▶ [Records for this task]:
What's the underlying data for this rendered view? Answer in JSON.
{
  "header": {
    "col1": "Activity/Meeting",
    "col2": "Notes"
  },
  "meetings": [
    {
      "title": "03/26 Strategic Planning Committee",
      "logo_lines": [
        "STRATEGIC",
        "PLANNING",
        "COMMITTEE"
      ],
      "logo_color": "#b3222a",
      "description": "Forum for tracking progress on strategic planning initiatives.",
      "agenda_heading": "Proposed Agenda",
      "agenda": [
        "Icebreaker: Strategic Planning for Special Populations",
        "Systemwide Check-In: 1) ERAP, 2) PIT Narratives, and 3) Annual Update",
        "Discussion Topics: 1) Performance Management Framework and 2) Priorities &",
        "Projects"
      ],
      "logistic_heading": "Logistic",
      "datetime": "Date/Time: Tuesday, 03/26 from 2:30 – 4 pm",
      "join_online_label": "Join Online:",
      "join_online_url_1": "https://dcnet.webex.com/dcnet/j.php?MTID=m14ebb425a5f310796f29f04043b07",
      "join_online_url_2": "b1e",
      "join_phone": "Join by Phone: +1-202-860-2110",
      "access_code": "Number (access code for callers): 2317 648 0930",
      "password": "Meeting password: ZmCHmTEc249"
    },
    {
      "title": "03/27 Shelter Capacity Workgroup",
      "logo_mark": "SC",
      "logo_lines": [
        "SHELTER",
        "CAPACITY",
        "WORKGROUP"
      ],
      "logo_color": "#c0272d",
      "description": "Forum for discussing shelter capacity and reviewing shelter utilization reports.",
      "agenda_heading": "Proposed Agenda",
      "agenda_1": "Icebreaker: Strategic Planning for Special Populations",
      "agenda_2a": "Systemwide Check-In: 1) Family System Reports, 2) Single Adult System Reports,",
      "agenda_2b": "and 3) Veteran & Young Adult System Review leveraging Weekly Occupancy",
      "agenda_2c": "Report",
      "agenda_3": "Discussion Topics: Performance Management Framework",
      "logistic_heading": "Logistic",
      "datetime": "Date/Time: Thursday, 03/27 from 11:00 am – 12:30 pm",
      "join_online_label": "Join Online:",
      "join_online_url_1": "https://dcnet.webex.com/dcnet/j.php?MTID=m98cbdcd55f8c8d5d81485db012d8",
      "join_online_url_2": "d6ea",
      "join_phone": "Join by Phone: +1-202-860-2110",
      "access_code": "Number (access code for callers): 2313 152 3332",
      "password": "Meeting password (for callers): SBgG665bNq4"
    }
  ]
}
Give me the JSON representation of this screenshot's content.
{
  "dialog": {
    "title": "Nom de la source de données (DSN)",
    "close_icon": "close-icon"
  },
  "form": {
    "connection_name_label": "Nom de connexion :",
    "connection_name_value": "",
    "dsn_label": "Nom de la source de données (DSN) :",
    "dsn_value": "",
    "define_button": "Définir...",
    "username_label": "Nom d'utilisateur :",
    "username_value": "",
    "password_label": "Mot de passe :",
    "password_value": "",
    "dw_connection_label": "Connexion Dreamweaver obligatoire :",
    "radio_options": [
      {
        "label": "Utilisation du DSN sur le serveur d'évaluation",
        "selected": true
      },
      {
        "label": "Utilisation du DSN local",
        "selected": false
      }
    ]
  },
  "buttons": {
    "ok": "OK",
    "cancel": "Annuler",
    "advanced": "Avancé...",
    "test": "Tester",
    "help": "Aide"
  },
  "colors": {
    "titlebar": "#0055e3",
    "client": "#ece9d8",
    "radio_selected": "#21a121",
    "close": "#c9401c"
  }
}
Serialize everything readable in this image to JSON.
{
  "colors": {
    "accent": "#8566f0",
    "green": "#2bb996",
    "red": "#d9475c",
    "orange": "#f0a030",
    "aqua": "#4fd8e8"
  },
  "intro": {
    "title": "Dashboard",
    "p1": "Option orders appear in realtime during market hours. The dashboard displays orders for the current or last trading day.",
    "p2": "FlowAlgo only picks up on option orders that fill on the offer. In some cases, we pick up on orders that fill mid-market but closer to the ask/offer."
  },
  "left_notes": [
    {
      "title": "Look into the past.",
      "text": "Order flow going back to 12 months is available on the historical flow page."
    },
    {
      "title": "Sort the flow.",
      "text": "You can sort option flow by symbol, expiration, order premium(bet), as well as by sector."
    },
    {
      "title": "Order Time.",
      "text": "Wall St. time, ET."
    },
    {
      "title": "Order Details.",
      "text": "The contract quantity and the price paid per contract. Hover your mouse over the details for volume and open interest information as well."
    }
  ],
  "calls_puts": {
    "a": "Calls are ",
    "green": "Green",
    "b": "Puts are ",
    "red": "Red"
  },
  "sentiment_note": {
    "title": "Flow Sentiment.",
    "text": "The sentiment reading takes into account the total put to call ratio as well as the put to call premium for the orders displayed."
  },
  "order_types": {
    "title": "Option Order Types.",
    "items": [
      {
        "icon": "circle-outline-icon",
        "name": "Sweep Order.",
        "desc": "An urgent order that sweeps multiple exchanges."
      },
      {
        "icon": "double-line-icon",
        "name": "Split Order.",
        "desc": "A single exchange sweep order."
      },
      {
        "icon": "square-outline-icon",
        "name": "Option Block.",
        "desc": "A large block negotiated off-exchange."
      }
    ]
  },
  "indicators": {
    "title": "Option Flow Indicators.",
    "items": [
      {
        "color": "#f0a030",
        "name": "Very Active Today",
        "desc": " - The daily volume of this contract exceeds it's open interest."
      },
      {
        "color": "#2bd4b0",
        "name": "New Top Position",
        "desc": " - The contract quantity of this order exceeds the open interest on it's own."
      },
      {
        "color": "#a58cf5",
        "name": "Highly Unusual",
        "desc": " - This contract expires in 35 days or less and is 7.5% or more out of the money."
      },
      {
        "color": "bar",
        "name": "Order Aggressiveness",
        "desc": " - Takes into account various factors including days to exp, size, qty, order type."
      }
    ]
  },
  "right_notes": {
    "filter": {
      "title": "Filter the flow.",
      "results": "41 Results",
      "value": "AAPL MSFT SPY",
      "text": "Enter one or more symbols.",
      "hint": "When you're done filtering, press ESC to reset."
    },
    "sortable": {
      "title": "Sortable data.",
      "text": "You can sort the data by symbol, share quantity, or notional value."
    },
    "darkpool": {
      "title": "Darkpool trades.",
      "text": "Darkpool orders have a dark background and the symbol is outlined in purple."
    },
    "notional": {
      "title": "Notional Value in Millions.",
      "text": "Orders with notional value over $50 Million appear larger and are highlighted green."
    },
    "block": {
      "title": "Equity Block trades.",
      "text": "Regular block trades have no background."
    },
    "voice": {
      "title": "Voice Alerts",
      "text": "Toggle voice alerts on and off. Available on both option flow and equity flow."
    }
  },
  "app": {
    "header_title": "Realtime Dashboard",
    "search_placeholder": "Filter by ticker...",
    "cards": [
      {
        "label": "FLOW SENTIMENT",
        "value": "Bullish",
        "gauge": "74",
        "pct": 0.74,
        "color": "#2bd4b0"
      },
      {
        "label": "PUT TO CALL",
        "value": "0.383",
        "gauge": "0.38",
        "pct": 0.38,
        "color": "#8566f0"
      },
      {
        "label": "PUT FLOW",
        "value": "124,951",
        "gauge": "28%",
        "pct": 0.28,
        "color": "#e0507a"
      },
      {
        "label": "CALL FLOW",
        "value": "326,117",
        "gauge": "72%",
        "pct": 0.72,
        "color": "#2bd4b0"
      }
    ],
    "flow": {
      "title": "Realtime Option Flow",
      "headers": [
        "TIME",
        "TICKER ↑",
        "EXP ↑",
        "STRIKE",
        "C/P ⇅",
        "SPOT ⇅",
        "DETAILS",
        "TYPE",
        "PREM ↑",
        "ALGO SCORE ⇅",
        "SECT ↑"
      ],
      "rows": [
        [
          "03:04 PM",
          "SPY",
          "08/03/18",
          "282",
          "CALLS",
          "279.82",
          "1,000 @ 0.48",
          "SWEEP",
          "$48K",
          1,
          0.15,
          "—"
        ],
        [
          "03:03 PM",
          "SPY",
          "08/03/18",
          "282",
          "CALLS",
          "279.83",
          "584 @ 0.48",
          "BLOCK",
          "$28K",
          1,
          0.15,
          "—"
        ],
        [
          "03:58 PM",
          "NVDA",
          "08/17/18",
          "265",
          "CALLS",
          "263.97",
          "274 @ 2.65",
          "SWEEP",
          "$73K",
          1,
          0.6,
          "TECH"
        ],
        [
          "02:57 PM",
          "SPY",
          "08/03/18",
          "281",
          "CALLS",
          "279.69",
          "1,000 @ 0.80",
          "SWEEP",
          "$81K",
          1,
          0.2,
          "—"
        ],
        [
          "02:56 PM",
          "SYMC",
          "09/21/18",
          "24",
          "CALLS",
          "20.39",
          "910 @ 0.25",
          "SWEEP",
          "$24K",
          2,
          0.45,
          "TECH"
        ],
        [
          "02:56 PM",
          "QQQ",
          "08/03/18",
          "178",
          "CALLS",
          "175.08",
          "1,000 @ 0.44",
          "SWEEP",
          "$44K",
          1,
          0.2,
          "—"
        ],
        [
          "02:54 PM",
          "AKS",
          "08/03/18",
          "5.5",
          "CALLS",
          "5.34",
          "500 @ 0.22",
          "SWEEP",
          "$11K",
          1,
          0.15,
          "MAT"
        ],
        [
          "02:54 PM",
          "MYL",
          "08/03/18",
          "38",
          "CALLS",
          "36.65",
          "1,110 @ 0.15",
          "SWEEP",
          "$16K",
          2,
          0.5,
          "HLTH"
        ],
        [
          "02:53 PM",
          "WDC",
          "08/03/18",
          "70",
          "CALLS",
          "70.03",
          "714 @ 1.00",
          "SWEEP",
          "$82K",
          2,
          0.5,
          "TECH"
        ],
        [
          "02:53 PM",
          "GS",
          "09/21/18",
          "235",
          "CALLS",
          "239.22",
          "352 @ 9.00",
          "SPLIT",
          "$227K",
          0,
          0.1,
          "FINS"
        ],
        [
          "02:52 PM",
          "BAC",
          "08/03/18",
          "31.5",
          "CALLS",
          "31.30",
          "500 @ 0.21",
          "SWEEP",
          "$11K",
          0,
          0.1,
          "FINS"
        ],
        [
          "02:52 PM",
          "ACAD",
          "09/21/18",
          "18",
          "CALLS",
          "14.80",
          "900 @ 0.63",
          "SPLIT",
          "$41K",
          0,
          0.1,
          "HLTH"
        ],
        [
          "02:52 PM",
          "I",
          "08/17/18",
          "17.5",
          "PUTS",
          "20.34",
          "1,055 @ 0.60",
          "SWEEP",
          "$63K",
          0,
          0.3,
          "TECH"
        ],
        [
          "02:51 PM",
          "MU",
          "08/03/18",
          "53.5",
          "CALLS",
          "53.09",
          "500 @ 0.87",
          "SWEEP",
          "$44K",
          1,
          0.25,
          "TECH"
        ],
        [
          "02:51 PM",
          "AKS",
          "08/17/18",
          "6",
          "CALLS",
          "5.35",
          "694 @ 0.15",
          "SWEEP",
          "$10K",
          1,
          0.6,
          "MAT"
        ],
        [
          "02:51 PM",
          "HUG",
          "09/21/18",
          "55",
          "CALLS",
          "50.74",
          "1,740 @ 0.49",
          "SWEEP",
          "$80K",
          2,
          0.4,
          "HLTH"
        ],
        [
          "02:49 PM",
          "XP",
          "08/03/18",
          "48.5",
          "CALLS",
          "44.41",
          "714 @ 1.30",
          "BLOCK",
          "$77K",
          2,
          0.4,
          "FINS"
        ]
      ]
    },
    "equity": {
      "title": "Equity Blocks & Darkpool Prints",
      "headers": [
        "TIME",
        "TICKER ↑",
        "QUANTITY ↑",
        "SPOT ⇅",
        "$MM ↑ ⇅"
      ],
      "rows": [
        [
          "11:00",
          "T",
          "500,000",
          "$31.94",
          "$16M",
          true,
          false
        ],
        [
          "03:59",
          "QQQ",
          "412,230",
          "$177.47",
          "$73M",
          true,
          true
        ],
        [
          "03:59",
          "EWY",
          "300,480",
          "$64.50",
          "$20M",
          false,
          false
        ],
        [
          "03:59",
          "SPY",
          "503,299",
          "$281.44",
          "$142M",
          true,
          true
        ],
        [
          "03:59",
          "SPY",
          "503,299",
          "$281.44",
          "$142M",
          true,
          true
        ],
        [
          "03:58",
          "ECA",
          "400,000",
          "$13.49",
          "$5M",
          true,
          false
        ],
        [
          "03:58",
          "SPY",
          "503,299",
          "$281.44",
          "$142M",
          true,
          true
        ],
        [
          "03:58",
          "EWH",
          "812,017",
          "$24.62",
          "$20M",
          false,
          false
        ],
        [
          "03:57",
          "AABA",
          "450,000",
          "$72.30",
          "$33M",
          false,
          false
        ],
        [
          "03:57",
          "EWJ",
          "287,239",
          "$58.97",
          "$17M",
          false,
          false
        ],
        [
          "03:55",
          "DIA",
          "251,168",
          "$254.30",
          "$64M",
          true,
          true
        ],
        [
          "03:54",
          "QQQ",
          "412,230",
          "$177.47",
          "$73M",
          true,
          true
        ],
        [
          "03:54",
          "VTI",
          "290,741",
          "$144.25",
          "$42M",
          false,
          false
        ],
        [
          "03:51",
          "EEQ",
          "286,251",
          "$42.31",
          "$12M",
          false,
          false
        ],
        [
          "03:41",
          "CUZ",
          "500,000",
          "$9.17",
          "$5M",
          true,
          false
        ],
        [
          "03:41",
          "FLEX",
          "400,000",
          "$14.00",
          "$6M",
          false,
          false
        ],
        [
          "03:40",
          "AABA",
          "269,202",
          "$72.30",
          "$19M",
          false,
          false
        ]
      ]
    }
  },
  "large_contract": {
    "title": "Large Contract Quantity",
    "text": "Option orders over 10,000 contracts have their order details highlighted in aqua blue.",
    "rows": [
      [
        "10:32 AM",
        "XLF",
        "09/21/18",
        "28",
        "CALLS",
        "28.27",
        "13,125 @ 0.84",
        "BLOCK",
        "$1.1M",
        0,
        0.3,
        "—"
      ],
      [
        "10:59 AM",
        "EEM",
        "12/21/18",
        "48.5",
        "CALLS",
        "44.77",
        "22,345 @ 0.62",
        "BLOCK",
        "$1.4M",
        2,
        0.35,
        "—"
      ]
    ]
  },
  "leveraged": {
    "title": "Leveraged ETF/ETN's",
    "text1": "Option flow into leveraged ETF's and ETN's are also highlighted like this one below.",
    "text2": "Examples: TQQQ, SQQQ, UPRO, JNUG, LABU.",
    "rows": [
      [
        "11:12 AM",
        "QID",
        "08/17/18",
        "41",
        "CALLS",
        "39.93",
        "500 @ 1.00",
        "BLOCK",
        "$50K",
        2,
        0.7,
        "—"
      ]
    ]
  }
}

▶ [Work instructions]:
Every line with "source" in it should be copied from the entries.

▶ [Result]:
    "title": "Nom de la source de données (DSN)",
    "dsn_label": "Nom de la source de données (DSN) :",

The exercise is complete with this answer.